All of which helps create a sprightly and genial workplace, something the Warriors sought when they hired Kerr to replace the swaggering and dogmatic Mark Jackson in May 2014.

“Every day it’s something new, in a sense, and that’s hard to do,” Livingston said. “We’re here for six to nine months for the past couple years, seeing the same faces. So it is kind of like a job. But (Kerr) makes it more like a game and tries to make sure we’re enjoying ourselves out there.”

Kerr wants to live his life and coach basketball around four basic tenets: joy, mindfulness, compassion and competition. Maintaining a balance of the four can be difficult, especially when Kerr is dealing with the searing pain that has him on the sideline for an indefinite period.

But Kerr never strays far. His players seem to see and, more important, feel that.

Draymond Green and Kerr, each volatile in his own way, don’t always see eye-to-eye. Yet Green on several occasions has noted that Kerr “always seems to find the right thing to say, at the right time.”

Veteran David West points out that anyone who spends any time around Kerr can sense his basic humanity. Veteran Andre Iguodala, one of the team’s co-captains, speaks of Kerr’s curiosity and desire to broaden his horizons.

Stephen Curry, the other co-captain, kept the ball from the Warriors’ Game 4 win over Portland last Monday night, punctuating a series sweep, and gave it to Kerr, who missed Games 3 and 4 while coping with this prolonged post-surgery pain.

Lead assistant Mike Brown, the acting head coach in Kerr’s absence, concedes he has benefited from being around Kerr and this team.

“The tone he sets is the best I’ve been around,” said Brown, who has been involved in the NBA since 1992. “This is a special, special situation, and he’s big reason why.”

So it’s not just Livingston who throwing rose petals at the boss. He just happened to convey in a few words the effect Kerr has on the team and within the building.

“He’s our leader,” Livingston said. “He’s somebody that we count on.”

Warriors update health status of Livingston, Barnes

Warriors update health status of Livingston, Barnes

OAKLAND -- One day after every member of the Warriors participated in a full scrimmage, the official health updates were released.

Veteran forward Matt Barnes, out since April 8, is listed as probable for Game 1 of the Western Conference semifinals that begin Tuesday at Oracle Arena.

Veteran guard Shaun Livingston, out since sustaining a finger/hand injury in Game 1 of the first-round series against Portland on April 16, is listed as questionable -- but with an asterisk.

“Hopefully, we’ll be ready for Tuesday,” Livingston said after a light workout Saturday.

Livingston informed NBCSportsBayArea.com earlier this week that he would have been available, hypothetically, if the Warriors were facing a Game 7.
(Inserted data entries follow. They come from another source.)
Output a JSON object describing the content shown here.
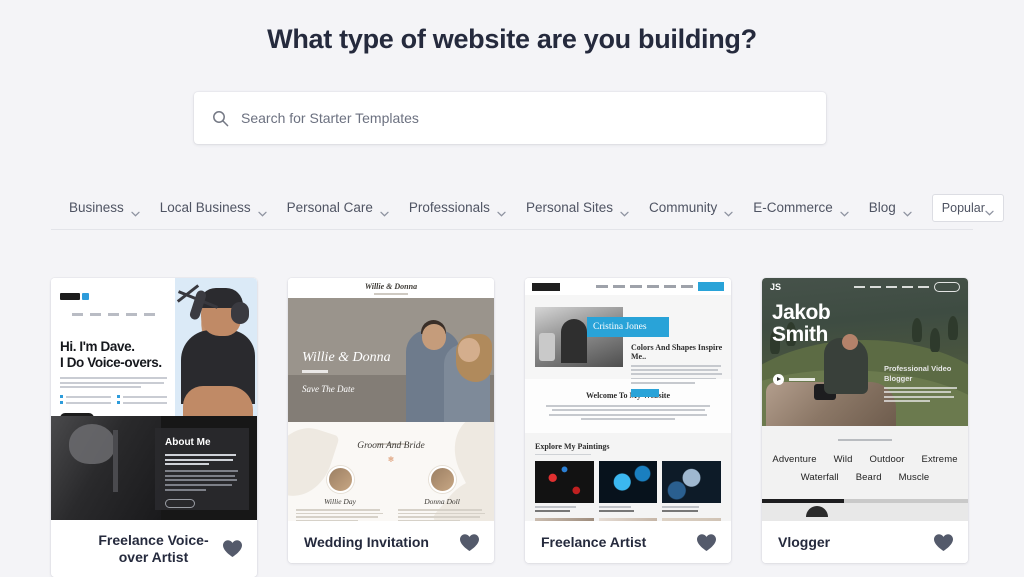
{
  "header": {
    "title": "What type of website are you building?"
  },
  "search": {
    "placeholder": "Search for Starter Templates",
    "value": "",
    "icon": "search-icon"
  },
  "filters": {
    "items": [
      {
        "label": "Business",
        "icon": "chevron-down-icon"
      },
      {
        "label": "Local Business",
        "icon": "chevron-down-icon"
      },
      {
        "label": "Personal Care",
        "icon": "chevron-down-icon"
      },
      {
        "label": "Professionals",
        "icon": "chevron-down-icon"
      },
      {
        "label": "Personal Sites",
        "icon": "chevron-down-icon"
      },
      {
        "label": "Community",
        "icon": "chevron-down-icon"
      },
      {
        "label": "E-Commerce",
        "icon": "chevron-down-icon"
      },
      {
        "label": "Blog",
        "icon": "chevron-down-icon"
      }
    ],
    "sort": {
      "selected": "Popular",
      "icon": "chevron-down-icon"
    }
  },
  "cards": [
    {
      "title": "Freelance Voice-over Artist",
      "favorite_icon": "heart-icon",
      "preview": {
        "heading_line1": "Hi. I'm Dave.",
        "heading_line2": "I Do Voice-overs.",
        "section_heading": "About Me"
      }
    },
    {
      "title": "Wedding Invitation",
      "favorite_icon": "heart-icon",
      "preview": {
        "brand": "Willie & Donna",
        "names": "Willie & Donna",
        "save_the_date": "Save The Date",
        "section_heading": "Groom And Bride",
        "person_left": "Willie Day",
        "person_right": "Donna Doll"
      }
    },
    {
      "title": "Freelance Artist",
      "favorite_icon": "heart-icon",
      "preview": {
        "banner_name": "Cristina Jones",
        "headline": "Colors And Shapes Inspire Me..",
        "section_heading": "Welcome To My Website",
        "gallery_heading": "Explore My Paintings",
        "accent_color": "#29a3d8"
      }
    },
    {
      "title": "Vlogger",
      "favorite_icon": "heart-icon",
      "preview": {
        "name_line1": "Jakob",
        "name_line2": "Smith",
        "role": "Professional Video Blogger",
        "tags_row1": [
          "Adventure",
          "Wild",
          "Outdoor",
          "Extreme"
        ],
        "tags_row2": [
          "Waterfall",
          "Beard",
          "Muscle"
        ]
      }
    }
  ],
  "colors": {
    "page_background": "#f4f4f7",
    "card_background": "#ffffff",
    "title_text": "#252a3d",
    "muted_text": "#4f5463",
    "heart": "#545a6b"
  }
}
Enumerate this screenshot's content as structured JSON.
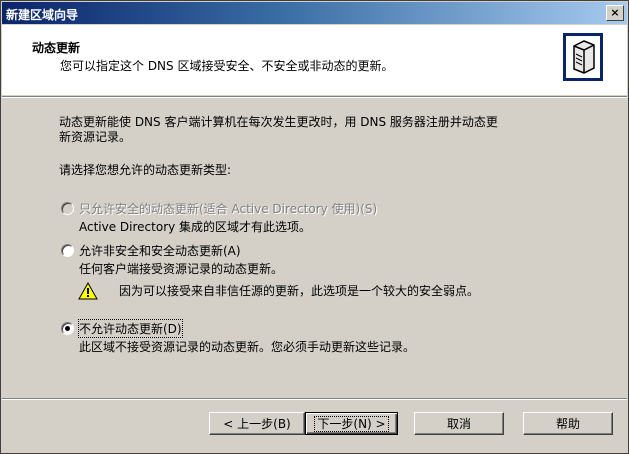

As for Kevin Durant, who missed five weeks with a knee injury before returning April 8, only to sustain a calf strain in Game 1 against the Trail Blazers, he’s fully available.